Objectives & approach
Non-communicable diseases, especially diabetes and cardiovascular disease, have emerged as the leading causes of morbidity and mortality in the Marshall Islands. The national prevalence of diabetes is estimated at 21,49% by the International Diabetes Federation (Global Diabetes Atlas 5th edition). Nutritional transition has been very fast on the Islands and has resulted in widespread unhealthy lifestyle; this combined with a profound lack of knowledge among the general population and health care professionals about the consequences is the main driver for the rise in the burden of non-communicable diseases.
Diabetes is managed centrally at a small island hospital in the capital city Majuro (the legislative district of the Marshall Islands) which makes access to care limited. The widespread unhealthy lifestyle in combination with a lack of access to care indicates an urgent need to intervene when people are still young and more amenable to behaviour change rather than solely focus on curative services.
The aim of the project is to improve general health and address diabetes prevention through health promotion and healthy living in the Majuro and Ebeye islands of the Marshall Islands by educating school children and their parents with the hope to reduce the incidence of type 2 diabetes in the future.
The project is a collaboration between the Diabetes Wellness Center, the Ministry of Education (MoE) and the Ministry of Health (MoH).
The project is aimed at primary prevention through dietary and lifestyle changes and awareness-raising. The project seeks to integrate physical activity and healthy diet into the daily routines of school children and their parents.

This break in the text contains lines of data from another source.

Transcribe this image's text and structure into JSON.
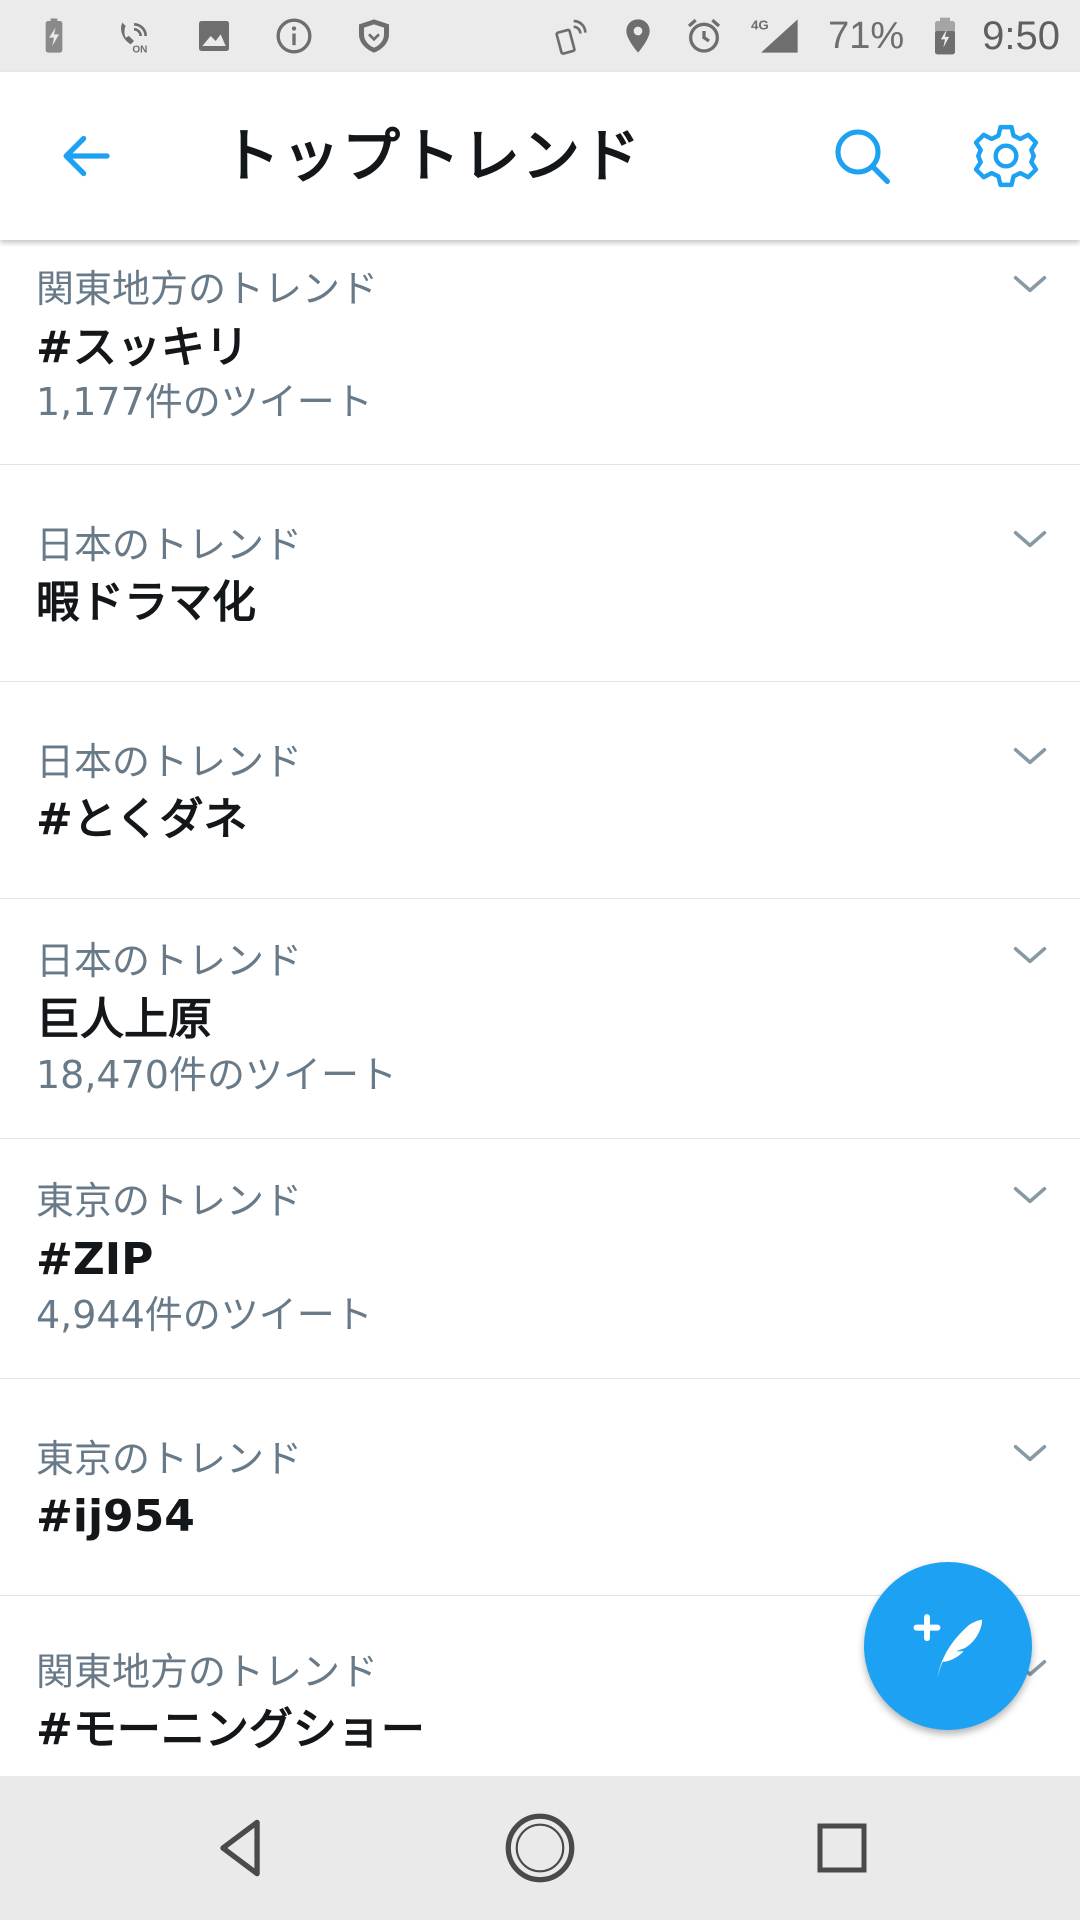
{
  "status_bar": {
    "battery_percent": "71%",
    "time": "9:50",
    "network": "4G",
    "icons_left": [
      "battery-charging-icon",
      "wifi-calling-icon",
      "image-icon",
      "info-icon",
      "shield-icon"
    ],
    "icons_right": [
      "nfc-icon",
      "location-icon",
      "alarm-icon",
      "signal-icon",
      "battery-icon"
    ]
  },
  "app_bar": {
    "title": "トップトレンド",
    "accent_color": "#1da1f2"
  },
  "trends": [
    {
      "context": "関東地方のトレンド",
      "name": "#スッキリ",
      "count": "1,177件のツイート"
    },
    {
      "context": "日本のトレンド",
      "name": "暇ドラマ化",
      "count": ""
    },
    {
      "context": "日本のトレンド",
      "name": "#とくダネ",
      "count": ""
    },
    {
      "context": "日本のトレンド",
      "name": "巨人上原",
      "count": "18,470件のツイート"
    },
    {
      "context": "東京のトレンド",
      "name": "#ZIP",
      "count": "4,944件のツイート"
    },
    {
      "context": "東京のトレンド",
      "name": "#ij954",
      "count": ""
    },
    {
      "context": "関東地方のトレンド",
      "name": "#モーニングショー",
      "count": ""
    }
  ],
  "fab": {
    "icon": "compose-tweet-icon"
  },
  "nav_bar": {
    "buttons": [
      "back-nav-icon",
      "home-nav-icon",
      "recents-nav-icon"
    ]
  }
}
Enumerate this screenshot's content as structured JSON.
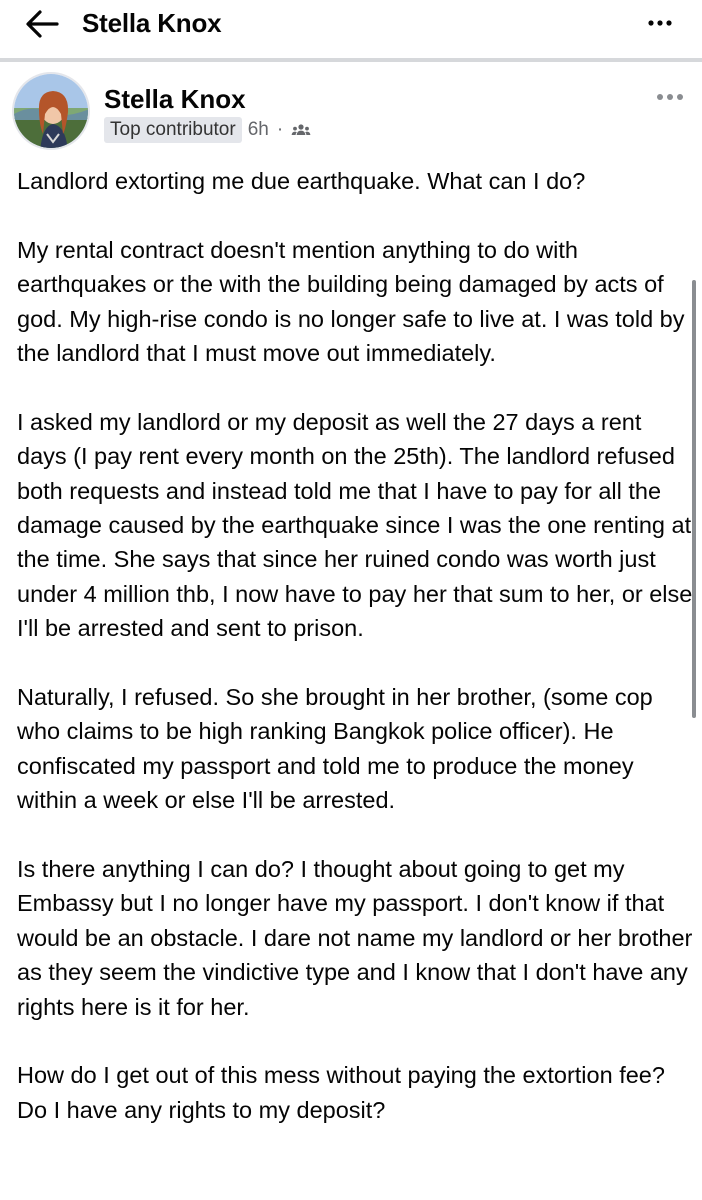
{
  "header": {
    "title": "Stella Knox",
    "back_icon": "arrow-left-icon",
    "more_icon": "more-horizontal-icon"
  },
  "post": {
    "author": "Stella Knox",
    "badge": "Top contributor",
    "time": "6h",
    "separator": "·",
    "audience_icon": "group-audience-icon",
    "more_icon": "more-horizontal-icon",
    "paragraphs": [
      "Landlord extorting me due earthquake. What can I do?",
      "My rental contract doesn't mention anything to do with earthquakes or the with the building being damaged by acts of god. My high-rise condo is no longer safe to live at. I was told by the landlord that I must move out immediately.",
      "I asked my landlord or my deposit as well the 27 days a rent days (I pay rent every month on the 25th). The landlord refused both requests and instead told me that I have to pay for all the damage caused by the earthquake since I was the one renting at the time. She says that since her ruined condo was worth just under 4 million thb, I now have to pay her that sum to her, or else I'll be arrested and sent to prison.",
      "Naturally, I refused. So she brought in her brother, (some cop who claims to be high ranking Bangkok police officer). He confiscated my passport and told me to produce the money within a week or else I'll be arrested.",
      "Is there anything I can do? I thought about going to get my Embassy but I no longer have my passport. I don't know if that would be an obstacle. I dare not name my landlord or her brother as they seem the vindictive type and I know that I don't have any rights here is it for her.",
      "How do I get out of this mess without paying the extortion fee? Do I have any rights to my deposit?"
    ]
  }
}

Initially a new school health curriculum will be implemented and permanently integrated into the national curriculum in elementary and middle schools on the main islands of Majuro and Ebeye. Subsequently, the curriculum will be adopted in the remaining schools of the Marshall Islands. As part of the new curriculum children will be taught how to avoid the onset of diabetes and other "lifestyle-related" diseases. The tuition will focus on healthy cooking and diet as well as physical activity. Among other things, cook books will be distributed to the pupils. 85 teachers will receive training on how to apply the new curriculum. The schools will also be assisted in developing culturally appropriate exercise classes.
Healthy Cooking classes will be held with parents at the participating schools. It is anticipated that at least one parent per child will participate. Healthy Cooking classes will also be taught to people with diabetes at the Diabetes Wellness Center and to the general population at different community events.
In collaboration with the MoE and Majuro Middle School, the Diabetes Wellness Center will arrange rallies, school assemblies, physical fitness competitions and several other events. To support the efforts being done at the schools, a nationwide multi-media awareness campaign will be implemented, using posters, newspapers, TV and radio. It is intended to raise awareness of healthy living.
To assess the impact of the project, the teachers will administer a KAP-study to the children before and after the project to assess the impact on the children's level of knowledge, attitudes and practices with regard to healthy lifestyle and the risks of unhealthy living. The Diabetes Wellness Center will in addition measure project impact by assessing BMI and blood sugar levels of the target group at different stages of the project.
• Implementation of a new national school health curriculum
• Teaching materials produced
• 180 teachers instructed on how to use the revised health curriculum
• 2,900 school children between 7-14 years taught revised health curriculum
• 5,000 parents and caregivers reached through tuition activities
• 1,800 cook books with healthy recipies distributed to parents
• Exercise classes conducted for 1,800 children and 300 parents
• Basic information and healthy cooking classes conducted for 240 parents
• 33 radio public service spots produced
• 11 public service TV programmes produced
• 65,000 people on all islands reached through awareness activities
• Diabetes knowledge and behavoiur pre/post test conducted with 2,900 children